For parents whose children are not hitting these milestones at the ‘typical’ times, observing other children apparently racing ahead developmentally, fear can set in quickly.
But at what point is late speech and/or language development considered delayed? When should a parent seek expert support?
We spoke to Speech and Language Therapist, Andria Calicchio, to find out…
Each child is unique and will develop at different rates, but most children will utter their first words at around one year. Prior to this however, children start to imitate sounds and attempt to say words (e.g. "ba" for baby). They will also usually point and using gestures with vocalizations (ie. Babbling, saying sounds/words) to communicate their needs and wants.
By the age of 24 months, your child should be using approximately 50 words consistently and combining two words to make short phrases to express their needs and wants. In terms of understanding, a two-year-old can usually identify objects and body parts when named, and following simple instructions.
By the age of three, your child should be using short phrases to communicate. At this age, a child’s speech should be clear enough for an unfamiliar listener to mostly understand what they are saying. Pointing at this age is reduced and they will use more words and short sentences to communicate. They can now follow two-step simple instructions with minimal or no prompting.
It is important to note the difference between “speech” and “language”:
Speech involves the sounds within words and how a child uses their muscles of their mouth to form these sounds.
Language is the words we use and understand, how we use these words to express our needs and wants, and our understanding of the words others use.
There are many factors which may cause a speech and language delay in children. These include:
Exposure to more than one language does NOT cause a language delay. However, children who are learning more than one language may appear to take longer to learn the languages as they have more to learn. They may also go through a silent period, as they take their time to process newly learned information. This does not mean that they have a language disorder.
Parents / caregivers need to be “language role models” for children. They need to model, repeat and add to what the child is attempting to say.
Below are a few tips to assist with helping the child to further develop their language skills:
All children develop at different rates, but developmental milestones (i.e. skills your child should have by a particular age) can be used to as a general guide to what your child should be doing at a particular age.
It is important that if you are concerned, or your child’s teacher has expressed concern, you seek help and guidance from a qualified trained professional. Early intervention is key and will assist in your child’s development. So if you are concerned, it is best to seek help early than wait.
Speech and language therapists use a variety of games, pictures and activities during therapy. Research has shown that children need far less repetition learning a new skill when it is done through play. Play-based therapy incorporating movement and fun activities will better aid with the acquisition, development and retention of a new skill when working with children.
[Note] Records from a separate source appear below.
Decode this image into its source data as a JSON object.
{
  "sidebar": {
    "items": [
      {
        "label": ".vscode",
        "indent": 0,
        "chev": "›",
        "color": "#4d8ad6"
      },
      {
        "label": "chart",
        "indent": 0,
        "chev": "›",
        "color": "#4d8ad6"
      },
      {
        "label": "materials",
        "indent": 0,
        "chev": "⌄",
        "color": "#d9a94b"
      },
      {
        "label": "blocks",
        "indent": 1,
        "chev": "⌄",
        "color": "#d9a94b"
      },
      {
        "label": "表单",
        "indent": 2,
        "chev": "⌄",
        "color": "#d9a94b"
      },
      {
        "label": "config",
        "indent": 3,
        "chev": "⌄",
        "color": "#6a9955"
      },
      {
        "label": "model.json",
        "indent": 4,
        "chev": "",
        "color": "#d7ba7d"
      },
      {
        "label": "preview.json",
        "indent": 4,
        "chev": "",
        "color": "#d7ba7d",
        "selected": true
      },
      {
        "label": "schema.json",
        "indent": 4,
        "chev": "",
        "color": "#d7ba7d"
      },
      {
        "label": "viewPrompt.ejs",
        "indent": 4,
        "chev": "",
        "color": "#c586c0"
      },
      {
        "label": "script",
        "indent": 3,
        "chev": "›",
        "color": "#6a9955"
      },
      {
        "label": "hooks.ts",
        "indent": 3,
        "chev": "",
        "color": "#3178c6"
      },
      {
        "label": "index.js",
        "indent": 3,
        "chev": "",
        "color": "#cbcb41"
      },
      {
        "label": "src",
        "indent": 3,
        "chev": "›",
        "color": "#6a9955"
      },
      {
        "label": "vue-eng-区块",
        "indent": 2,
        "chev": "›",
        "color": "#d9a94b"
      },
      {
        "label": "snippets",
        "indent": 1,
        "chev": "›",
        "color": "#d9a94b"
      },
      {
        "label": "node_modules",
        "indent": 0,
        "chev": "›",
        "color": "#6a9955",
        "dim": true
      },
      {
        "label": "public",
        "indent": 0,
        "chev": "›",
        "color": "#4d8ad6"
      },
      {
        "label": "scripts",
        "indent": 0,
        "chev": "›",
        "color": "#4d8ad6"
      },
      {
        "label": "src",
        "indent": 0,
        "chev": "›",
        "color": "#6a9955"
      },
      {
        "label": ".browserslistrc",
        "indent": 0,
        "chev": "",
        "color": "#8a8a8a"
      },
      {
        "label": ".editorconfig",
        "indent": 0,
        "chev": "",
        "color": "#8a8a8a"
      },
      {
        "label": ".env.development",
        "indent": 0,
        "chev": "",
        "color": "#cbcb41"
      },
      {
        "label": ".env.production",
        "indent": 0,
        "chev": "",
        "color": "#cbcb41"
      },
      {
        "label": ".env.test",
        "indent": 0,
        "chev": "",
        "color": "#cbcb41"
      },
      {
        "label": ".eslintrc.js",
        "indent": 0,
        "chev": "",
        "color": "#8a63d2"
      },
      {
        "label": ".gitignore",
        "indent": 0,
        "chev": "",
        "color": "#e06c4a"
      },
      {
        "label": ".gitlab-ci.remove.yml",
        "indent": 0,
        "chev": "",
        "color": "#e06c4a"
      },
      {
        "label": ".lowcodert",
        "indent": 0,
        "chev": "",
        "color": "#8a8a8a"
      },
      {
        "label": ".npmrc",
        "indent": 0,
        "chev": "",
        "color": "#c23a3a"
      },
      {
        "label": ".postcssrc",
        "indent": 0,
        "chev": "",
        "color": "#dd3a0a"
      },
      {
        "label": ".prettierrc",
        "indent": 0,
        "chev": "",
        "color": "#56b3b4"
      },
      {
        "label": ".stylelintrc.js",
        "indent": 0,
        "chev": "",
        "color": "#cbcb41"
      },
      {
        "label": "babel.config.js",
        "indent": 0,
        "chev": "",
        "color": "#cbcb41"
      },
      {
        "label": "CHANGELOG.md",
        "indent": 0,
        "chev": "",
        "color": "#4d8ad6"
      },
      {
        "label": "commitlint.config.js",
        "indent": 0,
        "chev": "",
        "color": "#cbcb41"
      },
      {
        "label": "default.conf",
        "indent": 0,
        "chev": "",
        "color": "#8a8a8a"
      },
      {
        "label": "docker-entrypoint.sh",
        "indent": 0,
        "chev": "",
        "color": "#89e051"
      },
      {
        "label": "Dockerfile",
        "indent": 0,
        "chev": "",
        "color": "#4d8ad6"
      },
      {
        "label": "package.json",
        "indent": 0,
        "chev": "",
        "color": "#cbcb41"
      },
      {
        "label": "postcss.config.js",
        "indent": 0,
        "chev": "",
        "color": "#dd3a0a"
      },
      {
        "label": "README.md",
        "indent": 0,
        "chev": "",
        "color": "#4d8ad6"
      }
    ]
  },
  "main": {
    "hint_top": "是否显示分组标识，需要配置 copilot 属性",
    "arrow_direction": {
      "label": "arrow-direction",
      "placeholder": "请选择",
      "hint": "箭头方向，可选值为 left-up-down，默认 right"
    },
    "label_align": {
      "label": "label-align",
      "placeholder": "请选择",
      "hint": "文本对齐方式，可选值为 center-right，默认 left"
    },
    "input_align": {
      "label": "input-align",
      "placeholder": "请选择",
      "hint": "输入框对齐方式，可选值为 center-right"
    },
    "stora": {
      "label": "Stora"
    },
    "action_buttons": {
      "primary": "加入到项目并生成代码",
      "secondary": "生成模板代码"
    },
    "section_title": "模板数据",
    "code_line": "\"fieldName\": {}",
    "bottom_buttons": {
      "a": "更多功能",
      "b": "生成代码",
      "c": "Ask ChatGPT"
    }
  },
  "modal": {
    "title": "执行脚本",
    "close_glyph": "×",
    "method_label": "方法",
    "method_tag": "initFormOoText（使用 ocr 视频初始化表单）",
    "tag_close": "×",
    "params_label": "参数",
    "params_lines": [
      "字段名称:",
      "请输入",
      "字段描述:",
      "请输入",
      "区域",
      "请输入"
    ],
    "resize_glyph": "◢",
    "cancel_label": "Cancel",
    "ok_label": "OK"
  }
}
Andria Calicchio is a South African trained speech-language therapist and audiologist, currently working with Kids FIRST Medical Centre, Dubai. Andria works with children with a wide range of speech-language, hearing and feeding difficulties using an interactive, play-based approach.